Smoking may increase the risk of developing hand psoriasis, as it can interfere with immune and nervous system signaling.

Therefore, people who smoke should try to cut down or quit. A 2016 study shows that the amount someone smokes relates to the appearance of hand psoriasis symptoms.

Here are some tips on how to quit smoking.


People with hand psoriasis may experience flare-ups in cold weather because of the reduced humidity. This dries out the skin.

In hot weather, both sunburn and spending time in air-conditioned environments can trigger the condition.

People can protect their hands by wearing gloves and using moisturizing creams.


For people with hand psoriasis, stress plays a dual role.

Stress can exacerbate psoriasis symptoms. In turn, the flare-ups may cause additional stress, which makes symptoms worse.

There are some techniques people can use to manage stress, including:

  • breathing exercises
  • meditation
  • exercise
  • yoga
  • rest

If someone thinks they may have psoriasis, they should contact a doctor or dermatologist to discuss a treatment plan. Contacting a doctor can help rule out another condition with similar symptoms, such as eczema.

People with a psoriasis diagnosis should meet with their doctor if their symptoms worsen.

Unlike other autoimmune diseases, doctors do not diagnose psoriasis using traditional testing methods such as imaging or blood tests.

Instead, they perform a physical examination of the psoriasis symptoms and judge the severity.

They may also take a skin biopsy of the affected area.

A doctor can also identify if a person has an increased risk of developing hand psoriasis by looking at their medical history.

For example, the person may have other immune system disorders.
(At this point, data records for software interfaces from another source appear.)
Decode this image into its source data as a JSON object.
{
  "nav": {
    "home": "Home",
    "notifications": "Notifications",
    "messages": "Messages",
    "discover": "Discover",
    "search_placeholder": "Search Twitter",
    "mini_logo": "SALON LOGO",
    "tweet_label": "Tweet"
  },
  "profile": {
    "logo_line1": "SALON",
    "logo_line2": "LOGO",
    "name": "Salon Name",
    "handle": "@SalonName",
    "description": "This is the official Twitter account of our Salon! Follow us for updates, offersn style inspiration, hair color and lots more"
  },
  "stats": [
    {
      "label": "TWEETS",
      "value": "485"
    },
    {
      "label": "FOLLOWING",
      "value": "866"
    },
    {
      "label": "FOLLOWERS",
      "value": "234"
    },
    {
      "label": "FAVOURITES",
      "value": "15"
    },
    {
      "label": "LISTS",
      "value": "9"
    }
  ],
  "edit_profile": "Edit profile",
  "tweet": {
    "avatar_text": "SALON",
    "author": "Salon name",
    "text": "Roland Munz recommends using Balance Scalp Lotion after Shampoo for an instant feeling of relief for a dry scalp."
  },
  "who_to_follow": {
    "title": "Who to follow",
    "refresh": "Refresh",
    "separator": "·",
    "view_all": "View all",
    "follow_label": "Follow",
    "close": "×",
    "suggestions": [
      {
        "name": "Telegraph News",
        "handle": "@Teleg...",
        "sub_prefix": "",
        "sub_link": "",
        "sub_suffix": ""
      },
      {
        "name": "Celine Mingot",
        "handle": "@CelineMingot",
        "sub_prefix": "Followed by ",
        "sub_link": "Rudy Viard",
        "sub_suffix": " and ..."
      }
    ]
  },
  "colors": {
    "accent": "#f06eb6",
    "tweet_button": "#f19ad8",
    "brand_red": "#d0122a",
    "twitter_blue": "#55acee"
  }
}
They may have family members with psoriasis or other skin conditions.

Hand psoriasis is a chronic disease that requires proper management to avoid aggravation or worsening of symptoms.

People with hand psoriasis can manage their symptoms by making lifestyle changes and formulating a treatment plan alongside a medical professional.

Doctors will consider the severity of a person’s condition and prescribe an appropriate topical or systemic medication.